_Required action_
Your reply should reproduce the data below without a single alteration, apart from dropping the images.

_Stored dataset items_
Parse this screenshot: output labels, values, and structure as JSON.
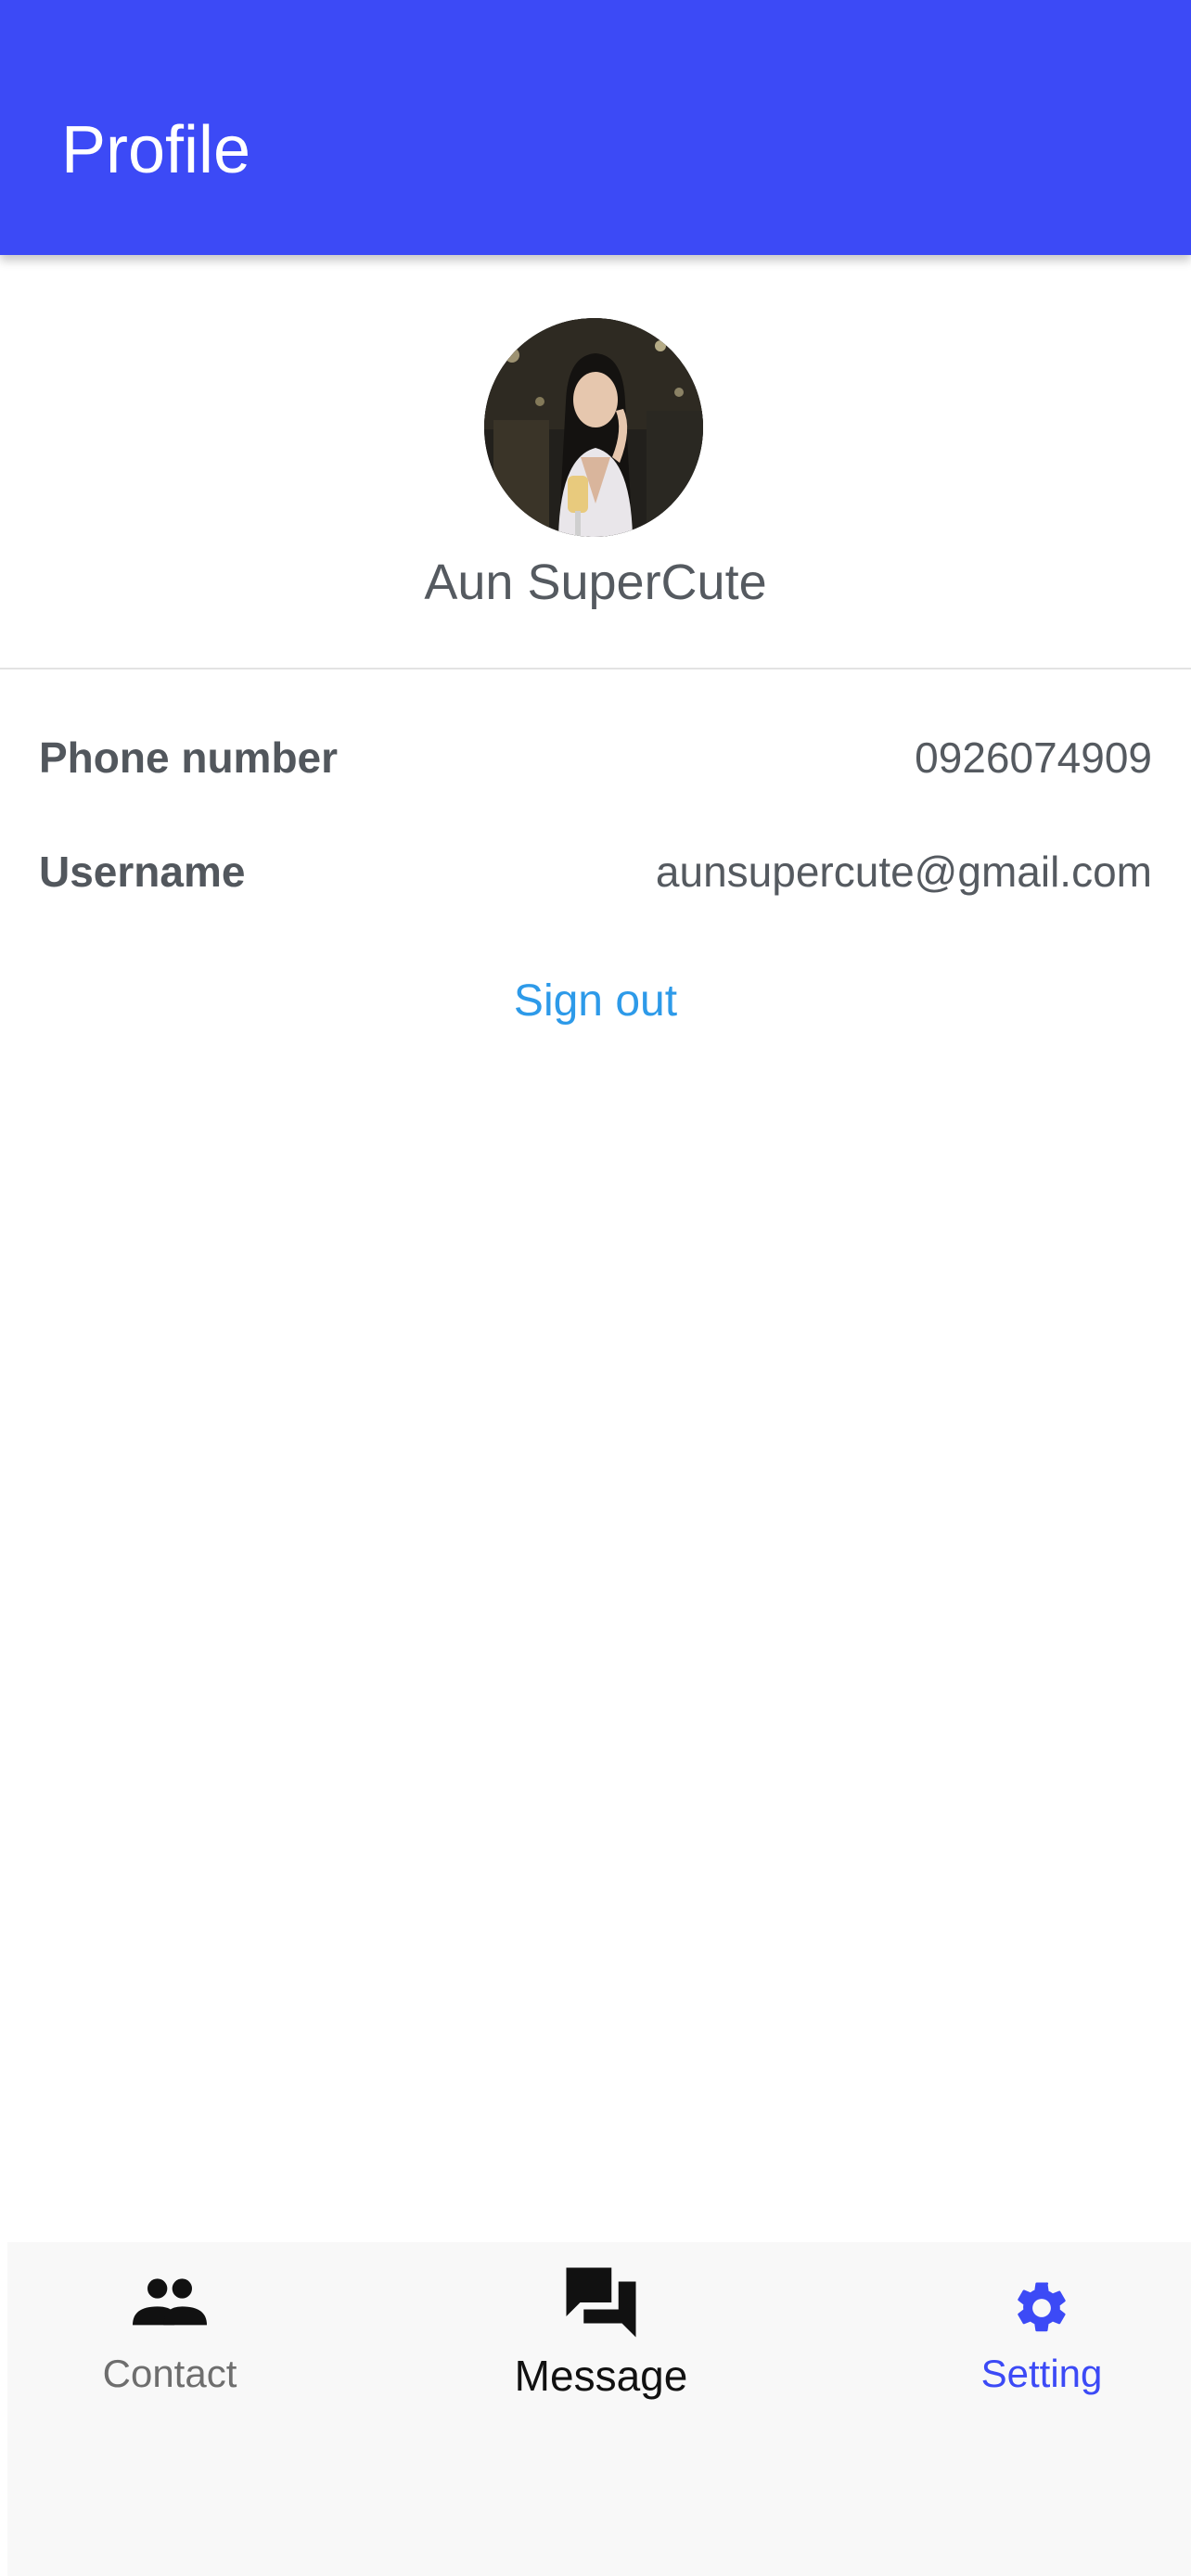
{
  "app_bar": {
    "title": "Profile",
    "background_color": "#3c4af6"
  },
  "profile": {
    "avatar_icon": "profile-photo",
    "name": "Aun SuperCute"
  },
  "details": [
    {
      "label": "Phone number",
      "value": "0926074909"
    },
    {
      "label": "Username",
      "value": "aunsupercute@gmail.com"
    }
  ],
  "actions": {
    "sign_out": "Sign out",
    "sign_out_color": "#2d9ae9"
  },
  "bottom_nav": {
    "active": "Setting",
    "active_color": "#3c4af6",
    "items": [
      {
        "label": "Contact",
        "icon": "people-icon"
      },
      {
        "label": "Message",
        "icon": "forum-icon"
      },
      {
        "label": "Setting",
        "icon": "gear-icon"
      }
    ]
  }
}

_Solution below_
Parse this screenshot: output labels, values, and structure as JSON.
{
  "app_bar": {
    "title": "Profile",
    "background_color": "#3c4af6"
  },
  "profile": {
    "avatar_icon": "profile-photo",
    "name": "Aun SuperCute"
  },
  "details": [
    {
      "label": "Phone number",
      "value": "0926074909"
    },
    {
      "label": "Username",
      "value": "aunsupercute@gmail.com"
    }
  ],
  "actions": {
    "sign_out": "Sign out",
    "sign_out_color": "#2d9ae9"
  },
  "bottom_nav": {
    "active": "Setting",
    "active_color": "#3c4af6",
    "items": [
      {
        "label": "Contact",
        "icon": "people-icon"
      },
      {
        "label": "Message",
        "icon": "forum-icon"
      },
      {
        "label": "Setting",
        "icon": "gear-icon"
      }
    ]
  }
}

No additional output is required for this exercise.